Posted in 365 Days of Blogging

Day 139: About Damien Hawke

Oh Damien, how I love you so. I love him so much that, while I’ve played many Hawkes, he is my canon. I wrote out his life story before the blight hit and it’s (in my humble opinion) one of the best things I’ve ever done. So here it is, the backstory for Damien Hawke.

My dear Damien Hawke. He led a very interesting life even before the Blight hit and he fled to Kirkwall with his family.

The Hawkes were no strangers to moving. In 9:18 Dragon, when Bethany and Carver were just six years old, Bethany showed signs of magic for the first time. They were living in West Hills and all the children were playing outside. Damien was a very outgoing child and always had a large group of friends. Carver wanted to be just like his big brother and always tagged along behind him.

Bethany on the other hand was a quiet child. She was content to simply sit in a field of flowers and enjoy the fresh air and quiet. Some of the neighborhood trouble makers had come by to bother her on this particular day. She got so mad from the teasing that tiny sparks shot from her fingers and shocked the little boys. They immediately pegged her as a mage and ran off to tell their parents. Bethany ran home as fast as she could to tell her father, Malcolm, what had happened. They immediately packed up everything they could and moved to Honnleath.

Continue reading “Day 139: About Damien Hawke”

Posted in 365 Days of Blogging

Day 138: Teespring Size Limitations

While bored and dicking around on Teespring, a question popped into my head.

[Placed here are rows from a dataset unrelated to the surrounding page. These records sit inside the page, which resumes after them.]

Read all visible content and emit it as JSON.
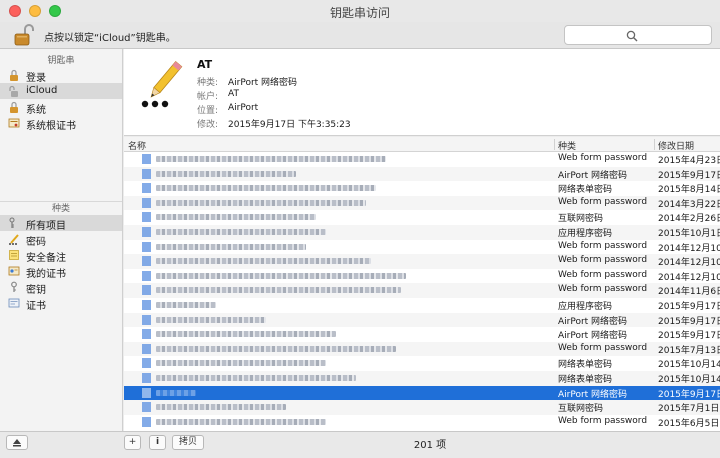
{
  "window": {
    "title": "钥匙串访问"
  },
  "toolbar": {
    "lock_text": "点按以锁定“iCloud”钥匙串。",
    "search_placeholder": ""
  },
  "sidebar": {
    "keychains_header": "钥匙串",
    "keychains": [
      {
        "label": "登录",
        "icon": "login-keychain-icon",
        "selected": false
      },
      {
        "label": "iCloud",
        "icon": "icloud-keychain-icon",
        "selected": true
      },
      {
        "label": "系统",
        "icon": "system-keychain-icon",
        "selected": false
      },
      {
        "label": "系统根证书",
        "icon": "system-roots-icon",
        "selected": false
      }
    ],
    "categories_header": "种类",
    "categories": [
      {
        "label": "所有项目",
        "icon": "all-items-icon",
        "selected": true
      },
      {
        "label": "密码",
        "icon": "password-icon",
        "selected": false
      },
      {
        "label": "安全备注",
        "icon": "secure-note-icon",
        "selected": false
      },
      {
        "label": "我的证书",
        "icon": "my-certificates-icon",
        "selected": false
      },
      {
        "label": "密钥",
        "icon": "key-icon",
        "selected": false
      },
      {
        "label": "证书",
        "icon": "certificate-icon",
        "selected": false
      }
    ]
  },
  "detail": {
    "title": "AT",
    "kind_label": "种类:",
    "kind_value": "AirPort 网络密码",
    "account_label": "帐户:",
    "account_value": "AT",
    "where_label": "位置:",
    "where_value": "AirPort",
    "modified_label": "修改:",
    "modified_value": "2015年9月17日 下午3:35:23"
  },
  "table": {
    "columns": [
      "名称",
      "种类",
      "修改日期"
    ],
    "rows": [
      {
        "kind": "Web form password",
        "date": "2015年4月23日",
        "selected": false
      },
      {
        "kind": "AirPort 网络密码",
        "date": "2015年9月17日",
        "selected": false
      },
      {
        "kind": "网络表单密码",
        "date": "2015年8月14日",
        "selected": false
      },
      {
        "kind": "Web form password",
        "date": "2014年3月22日",
        "selected": false
      },
      {
        "kind": "互联网密码",
        "date": "2014年2月26日",
        "selected": false
      },
      {
        "kind": "应用程序密码",
        "date": "2015年10月1日",
        "selected": false
      },
      {
        "kind": "Web form password",
        "date": "2014年12月10日",
        "selected": false
      },
      {
        "kind": "Web form password",
        "date": "2014年12月10日",
        "selected": false
      },
      {
        "kind": "Web form password",
        "date": "2014年12月10日",
        "selected": false
      },
      {
        "kind": "Web form password",
        "date": "2014年11月6日",
        "selected": false
      },
      {
        "kind": "应用程序密码",
        "date": "2015年9月17日",
        "selected": false
      },
      {
        "kind": "AirPort 网络密码",
        "date": "2015年9月17日",
        "selected": false
      },
      {
        "kind": "AirPort 网络密码",
        "date": "2015年9月17日",
        "selected": false
      },
      {
        "kind": "Web form password",
        "date": "2015年7月13日",
        "selected": false
      },
      {
        "kind": "网络表单密码",
        "date": "2015年10月14日",
        "selected": false
      },
      {
        "kind": "网络表单密码",
        "date": "2015年10月14日",
        "selected": false
      },
      {
        "kind": "AirPort 网络密码",
        "date": "2015年9月17日",
        "selected": true
      },
      {
        "kind": "互联网密码",
        "date": "2015年7月1日",
        "selected": false
      },
      {
        "kind": "Web form password",
        "date": "2015年6月5日",
        "selected": false
      }
    ]
  },
  "bottombar": {
    "copy_label": "拷贝",
    "item_count": "201 项",
    "add_label": "+",
    "info_label": "i"
  },
  "colors": {
    "selection": "#1f6fd8",
    "row_alt": "#f5f5f5"
  }
}
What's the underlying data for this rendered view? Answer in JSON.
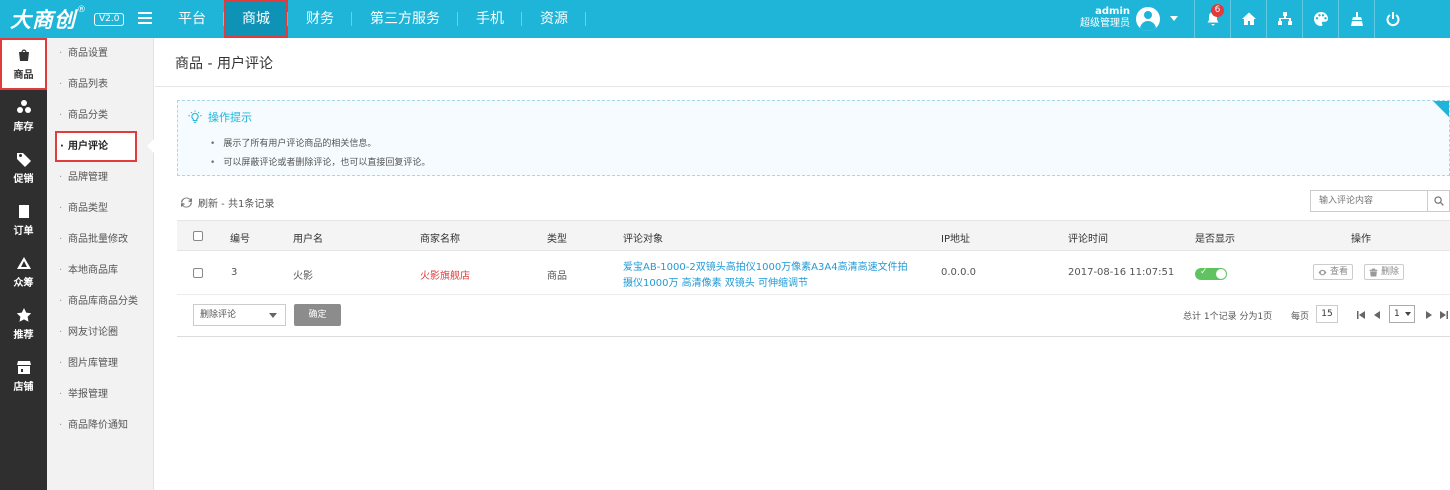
{
  "app": {
    "logo": "大商创",
    "reg": "®",
    "version": "V2.0"
  },
  "nav": [
    {
      "label": "平台"
    },
    {
      "label": "商城"
    },
    {
      "label": "财务"
    },
    {
      "label": "第三方服务"
    },
    {
      "label": "手机"
    },
    {
      "label": "资源"
    }
  ],
  "user": {
    "name": "admin",
    "role": "超级管理员"
  },
  "notifications": {
    "count": "6"
  },
  "top_icons": [
    "bell-icon",
    "home-icon",
    "sitemap-icon",
    "palette-icon",
    "clean-icon",
    "power-icon"
  ],
  "sidebar": [
    {
      "label": "商品",
      "icon": "goods-icon"
    },
    {
      "label": "库存",
      "icon": "stock-icon"
    },
    {
      "label": "促销",
      "icon": "promo-icon"
    },
    {
      "label": "订单",
      "icon": "order-icon"
    },
    {
      "label": "众筹",
      "icon": "crowdfund-icon"
    },
    {
      "label": "推荐",
      "icon": "star-icon"
    },
    {
      "label": "店铺",
      "icon": "shop-icon"
    }
  ],
  "submenu": [
    {
      "label": "商品设置"
    },
    {
      "label": "商品列表"
    },
    {
      "label": "商品分类"
    },
    {
      "label": "用户评论"
    },
    {
      "label": "品牌管理"
    },
    {
      "label": "商品类型"
    },
    {
      "label": "商品批量修改"
    },
    {
      "label": "本地商品库"
    },
    {
      "label": "商品库商品分类"
    },
    {
      "label": "网友讨论圈"
    },
    {
      "label": "图片库管理"
    },
    {
      "label": "举报管理"
    },
    {
      "label": "商品降价通知"
    }
  ],
  "page": {
    "title": "商品 - 用户评论"
  },
  "tips": {
    "title": "操作提示",
    "items": [
      "展示了所有用户评论商品的相关信息。",
      "可以屏蔽评论或者删除评论，也可以直接回复评论。"
    ]
  },
  "toolbar": {
    "refresh": "刷新 - 共1条记录",
    "search_placeholder": "输入评论内容"
  },
  "table": {
    "headers": {
      "id": "编号",
      "user": "用户名",
      "shop": "商家名称",
      "type": "类型",
      "target": "评论对象",
      "ip": "IP地址",
      "time": "评论时间",
      "show": "是否显示",
      "ops": "操作"
    },
    "rows": [
      {
        "id": "3",
        "user": "火影",
        "shop": "火影旗舰店",
        "type": "商品",
        "target": "爱宝AB-1000-2双镜头高拍仪1000万像素A3A4高清高速文件拍摄仪1000万 高清像素 双镜头 可伸缩调节",
        "ip": "0.0.0.0",
        "time": "2017-08-16 11:07:51",
        "view": "查看",
        "delete": "删除"
      }
    ]
  },
  "footer": {
    "bulk_action": "删除评论",
    "confirm": "确定",
    "summary": "总计 1个记录 分为1页",
    "per_page_label": "每页",
    "per_page": "15",
    "current_page": "1"
  }
}
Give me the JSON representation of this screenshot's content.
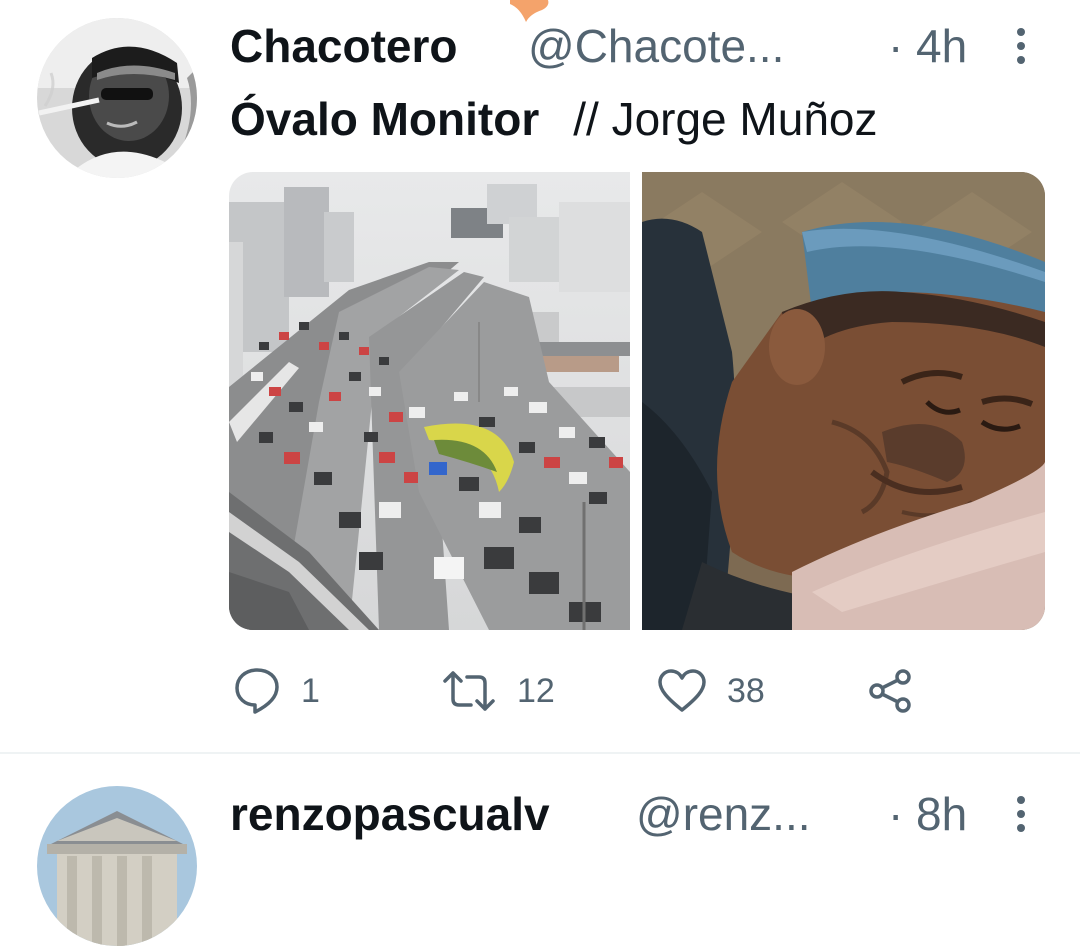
{
  "tweets": [
    {
      "display_name": "Chacotero",
      "handle": "@Chacote...",
      "separator": "·",
      "time": "4h",
      "text_bold": "Óvalo Monitor",
      "text_rest": "// Jorge Muñoz",
      "images": [
        "traffic-overpass-photo",
        "sleeping-man-photo"
      ],
      "counts": {
        "replies": "1",
        "retweets": "12",
        "likes": "38"
      }
    },
    {
      "display_name": "renzopascualv",
      "handle": "@renz...",
      "separator": "·",
      "time": "8h"
    }
  ],
  "icons": {
    "more": "vertical-ellipsis-icon",
    "reply": "speech-bubble-icon",
    "retweet": "retweet-arrows-icon",
    "like": "heart-icon",
    "share": "share-nodes-icon"
  },
  "colors": {
    "text": "#0f1419",
    "secondary": "#536471",
    "divider": "#eff3f4",
    "notification": "#f4a36b"
  }
}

Where is the Teespring for fat people? Where’s the Teespring for XL or XXL and up?

That’s something that I really think is necessary. I wanna make shirts for my fellow fat people. I’d love to make a “Fat, Loud, & Proud” shirt, but it would come in sizes below a XL. I could totally see someone who wears a small buying that for shits and giggles and that would really hurt my heart.

I want us fat people to have a fun little platform that makes shirts just for us. If that exists somewhere, let me know. I’d buy and sell shit from there in a heartbeat. If it doesn’t exist, someone smarter than me needs to get on that and cut me in on the profit. It’s my idea so I deserve a cut.

Posted in 365 Days of Blogging, Racism

Day 137: Why I don’t like the phrase “we’re not all like that.”

A lot of people try to make the comparison of “well you wouldn’t like it if I said _____ about black people,” but that doesn’t hold water. Stereotyping of PoC has been used historically by white people to dehumanize and devalue our lives. Stereotyping of Black people is one of the main reasons why cocaine is illegal. Don’t believe me? Take a look at this:

Continue reading “Day 137: Why I don’t like the phrase “we’re not all like that.””